Orange U Glad I’m Not Bananas

OrangeUglad by MoonVooDoo

For the Weekly Photo Challenge: The Hue of You

According to scientists, I am a mutant. However the only super power this mutation gives is the ability to be teased by non-mutants for the colour of my hair. My hair is red. Not fire engine red, or even red at all. It’s orange, but orange hair is known as red hair for whatever reason.

I’m not a typical Ginger. I bet all Gingers say that. I was told that my hair was pink fuzz when I was baby which embarrassed my mother. No idea what my raven-haired father thought about it. He did at some point suggest I wasn’t his, but I look exactly like him so screw that theory. My parents had many delusional concepts about their genetic ancestry, I didn’t inherit those, however I did inherit the genes which cause red hair, and those have to come from both parents to cause the mutant hue.

Over the years my hair has grown darker. Nowadays it is Auburn. Which is a relief, not because I’ve ever been ashamed of my hair, but because of the attention the brighter shades attract. Being shy and having a shocking shade of hair really do not go well together.

When I was very small my parents went to Japan and took me with them. It was before the wild fashion trends took hold. I don’t recall very much about the trip, but I do have this vivid memory of hiding and being angry a lot because the locals kept taking pictures of me. I was considered lucky. The sort of lucky which needs to be captured. They also thought I was a boy because my mother kept my hair very short due to the pink thing. It wasn’t pink by that time, it was Ginger, but she thought that change was due to her constantly cutting it, so she continued doing it like a ritual just in case it reverted. My parents and their Japanese friends did not tell the luck catchers that I wasn’t a boy, they also did not stop them from taking pictures. I felt like a traveling tourist attraction, a one child freak show. These days I suppose I would have felt like a celebrity hounded by paparazzi.

Gingers get the sort of attention which is considered dubious. I recently read an article which suggested adding colour of hair to the national census, just to figure out where all the redheads live. It was for questionable scientific purposes, but it sounded a bit like we were being tagged, perhaps to be rounded up at a later date. Catherine Tate did a very funny sketch about Ginger Phobia.

Ginger hair safe house – Catherine Tate – BBC
Compared to other Gingers, not many people have bothered me about my hair colour. I had a very good friend whose hair was much more copper than mine and she put up with more awkward questions and teasing than I did. I suppose partly that’s because I mastered a ‘look that could kill’ very early in my life. Bullies and other pains in the ass have always tended to give me a wide berth. Although I have sometimes sought them out, especially if they were bothering a friend of mine.

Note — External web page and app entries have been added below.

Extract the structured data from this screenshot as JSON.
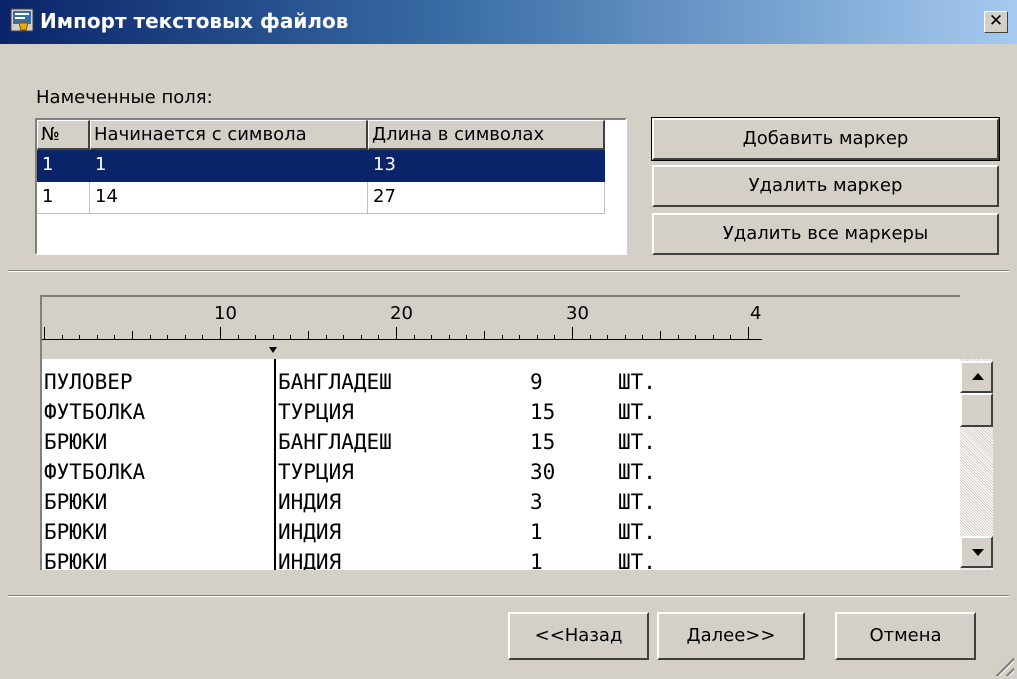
{
  "window": {
    "title": "Импорт текстовых файлов",
    "close_label": "✕"
  },
  "fields": {
    "label": "Намеченные поля:",
    "columns": [
      "№",
      "Начинается с символа",
      "Длина в символах"
    ],
    "rows": [
      [
        "1",
        "1",
        "13"
      ],
      [
        "1",
        "14",
        "27"
      ]
    ],
    "selected_row": 0
  },
  "buttons": {
    "add_marker": "Добавить маркер",
    "remove_marker": "Удалить маркер",
    "remove_all_markers": "Удалить все маркеры",
    "back": "<<Назад",
    "next": "Далее>>",
    "cancel": "Отмена"
  },
  "ruler": {
    "labels": [
      "10",
      "20",
      "30",
      "4"
    ]
  },
  "preview": {
    "rows": [
      [
        "ПУЛОВЕР",
        "БАНГЛАДЕШ",
        "9",
        "ШТ."
      ],
      [
        "ФУТБОЛКА",
        "ТУРЦИЯ",
        "15",
        "ШТ."
      ],
      [
        "БРЮКИ",
        "БАНГЛАДЕШ",
        "15",
        "ШТ."
      ],
      [
        "ФУТБОЛКА",
        "ТУРЦИЯ",
        "30",
        "ШТ."
      ],
      [
        "БРЮКИ",
        "ИНДИЯ",
        "3",
        "ШТ."
      ],
      [
        "БРЮКИ",
        "ИНДИЯ",
        "1",
        "ШТ."
      ],
      [
        "БРЮКИ",
        "ИНДИЯ",
        "1",
        "ШТ."
      ]
    ]
  }
}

I have been asked if the carpet matches my curtains. Those people wished they’d never asked that sort of a question of a fiery redhead.

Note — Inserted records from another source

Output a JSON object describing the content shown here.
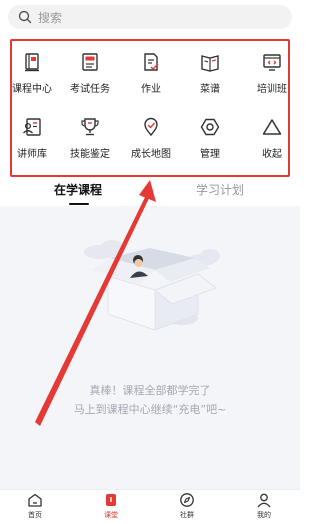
{
  "search": {
    "placeholder": "搜索"
  },
  "grid": {
    "items": [
      {
        "label": "课程中心",
        "icon": "course-center-icon"
      },
      {
        "label": "考试任务",
        "icon": "exam-task-icon"
      },
      {
        "label": "作业",
        "icon": "homework-icon"
      },
      {
        "label": "菜谱",
        "icon": "recipe-book-icon"
      },
      {
        "label": "培训班",
        "icon": "training-class-icon"
      },
      {
        "label": "讲师库",
        "icon": "lecturer-library-icon"
      },
      {
        "label": "技能鉴定",
        "icon": "skill-trophy-icon"
      },
      {
        "label": "成长地图",
        "icon": "growth-map-icon"
      },
      {
        "label": "管理",
        "icon": "manage-hexagon-icon"
      },
      {
        "label": "收起",
        "icon": "collapse-triangle-icon"
      }
    ]
  },
  "tabs": {
    "active": "在学课程",
    "inactive": "学习计划"
  },
  "empty": {
    "line1": "真棒！课程全部都学完了",
    "line2": "马上到课程中心继续“充电”吧~"
  },
  "nav": {
    "home": "首页",
    "classroom": "课堂",
    "community": "社群",
    "mine": "我的"
  },
  "colors": {
    "accent": "#e53935",
    "annotation": "#e53935"
  }
}
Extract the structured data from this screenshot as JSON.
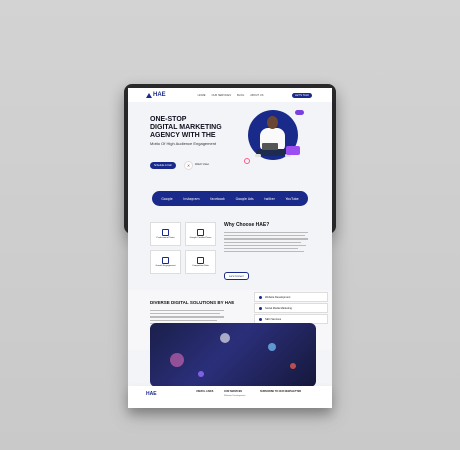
{
  "nav": {
    "logo": "HAE",
    "links": [
      "HOME",
      "OUR SERVICES",
      "BLOG",
      "ABOUT US"
    ],
    "call_label": "LET'S TALK"
  },
  "hero": {
    "title_line1": "ONE-STOP",
    "title_line2": "DIGITAL MARKETING",
    "title_line3": "AGENCY WITH THE",
    "subtitle": "Motto Of High Audience Engagement",
    "cta_label": "Schedule A Call",
    "watch_label": "Watch Video"
  },
  "brands": [
    "Google",
    "Instagram",
    "facebook",
    "Google Ads",
    "twitter",
    "YouTube"
  ],
  "features": [
    {
      "label": "Professional Team",
      "icon": "team-icon"
    },
    {
      "label": "Google Certified Team",
      "icon": "certified-icon"
    },
    {
      "label": "Growth Engagement",
      "icon": "growth-icon"
    },
    {
      "label": "Competitive Rate",
      "icon": "rate-icon"
    }
  ],
  "why": {
    "title": "Why Choose HAE?",
    "button_label": "Let's Connect"
  },
  "diverse": {
    "title": "DIVERSE DIGITAL SOLUTIONS BY HAE",
    "services": [
      "Website Development",
      "Social Media Marketing",
      "SEO Services"
    ]
  },
  "footer": {
    "logo": "HAE",
    "col1_title": "USEFUL LINKS",
    "col2_title": "OUR SERVICES",
    "col3_title": "SUBSCRIBE TO OUR NEWSLETTER",
    "col2_sub": "Website Development"
  },
  "colors": {
    "brand": "#1a2a8a",
    "accent_pink": "#ff5a8a",
    "accent_purple": "#9c4ef0"
  }
}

I’ve been told that I would have been burned at the stake for being a witch and the spawn of the devil, by my history teacher who was also a Ginger.

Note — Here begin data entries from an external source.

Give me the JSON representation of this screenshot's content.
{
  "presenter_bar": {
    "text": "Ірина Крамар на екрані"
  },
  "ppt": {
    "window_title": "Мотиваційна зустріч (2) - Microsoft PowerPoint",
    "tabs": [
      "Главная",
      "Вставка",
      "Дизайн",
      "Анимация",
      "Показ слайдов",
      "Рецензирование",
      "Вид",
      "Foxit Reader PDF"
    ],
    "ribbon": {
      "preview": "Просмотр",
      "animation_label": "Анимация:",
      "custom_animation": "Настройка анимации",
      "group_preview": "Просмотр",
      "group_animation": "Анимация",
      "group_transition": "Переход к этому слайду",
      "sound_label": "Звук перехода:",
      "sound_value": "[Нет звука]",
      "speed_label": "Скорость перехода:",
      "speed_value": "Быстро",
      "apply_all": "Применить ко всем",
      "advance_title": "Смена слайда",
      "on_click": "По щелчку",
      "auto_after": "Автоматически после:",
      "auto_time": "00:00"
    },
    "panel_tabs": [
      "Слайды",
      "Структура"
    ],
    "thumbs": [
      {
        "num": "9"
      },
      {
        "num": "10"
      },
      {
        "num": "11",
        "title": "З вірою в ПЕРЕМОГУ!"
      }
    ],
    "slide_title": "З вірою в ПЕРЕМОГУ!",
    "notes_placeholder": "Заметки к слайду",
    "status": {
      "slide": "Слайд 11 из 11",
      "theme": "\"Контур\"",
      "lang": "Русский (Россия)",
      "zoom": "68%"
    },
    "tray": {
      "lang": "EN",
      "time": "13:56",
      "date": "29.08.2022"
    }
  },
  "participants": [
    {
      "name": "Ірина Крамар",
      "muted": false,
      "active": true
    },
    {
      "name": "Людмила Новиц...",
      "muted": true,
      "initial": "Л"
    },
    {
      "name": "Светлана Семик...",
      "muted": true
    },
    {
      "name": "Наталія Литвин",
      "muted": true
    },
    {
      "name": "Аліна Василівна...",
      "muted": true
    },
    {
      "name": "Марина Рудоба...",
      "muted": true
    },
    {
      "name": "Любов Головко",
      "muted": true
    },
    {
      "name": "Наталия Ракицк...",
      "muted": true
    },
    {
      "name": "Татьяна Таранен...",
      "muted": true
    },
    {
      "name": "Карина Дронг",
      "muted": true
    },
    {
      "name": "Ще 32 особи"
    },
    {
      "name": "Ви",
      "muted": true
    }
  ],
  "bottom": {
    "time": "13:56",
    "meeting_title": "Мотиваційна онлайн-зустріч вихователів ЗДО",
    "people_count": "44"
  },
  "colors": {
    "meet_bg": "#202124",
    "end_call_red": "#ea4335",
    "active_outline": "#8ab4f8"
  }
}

I have been followed on Twitter just because my avi showed my hair colour. Which is why I now use a black and white pic. Although it does show my freckles, but people don’t react to freckles the way that they do to red hair. Once a man spent about half an hour staring at me, then finally approached just to tell me that a woman without freckles is like a night sky without stars.

I’ve been blonde, brunette, and black haired. Those were short lived experiments. Hair grows quickly and keeping up appearances which are not natural to you takes a lot of dedicated and repetitive effort. My patience is limited. And ultimately my hair colour suits me, even if it has in the past made me very uncomfortable to be so physically noticeable. I’ve grown into it.

In nature colour is often used as a warning, especially bright colours such as red. The colour red often warns of poison or some other potentially lethal danger. Some creatures who are not dangerous or poisonous to other creatures use red as a mimicked protective device.

I quite like that take on having red hair. As a warning to others. Not sure if it applies to all redheads, but I only need it to apply to this one. It’s just a pity that so many people have lost touch with nature’s language and seem oblivious to obvious warnings.

I’m very docile until poked, then my hair turns to flames and the poker gets singed. My hair colour did warn you, but you thought it was an invitation to say something you’re now regretting and blaming me for your own stupidity. Did you not read up on the stereotype before you decided to mess with a Ginger!

So after many years of not liking my colour, my hue, I am now very glad that I’m orange.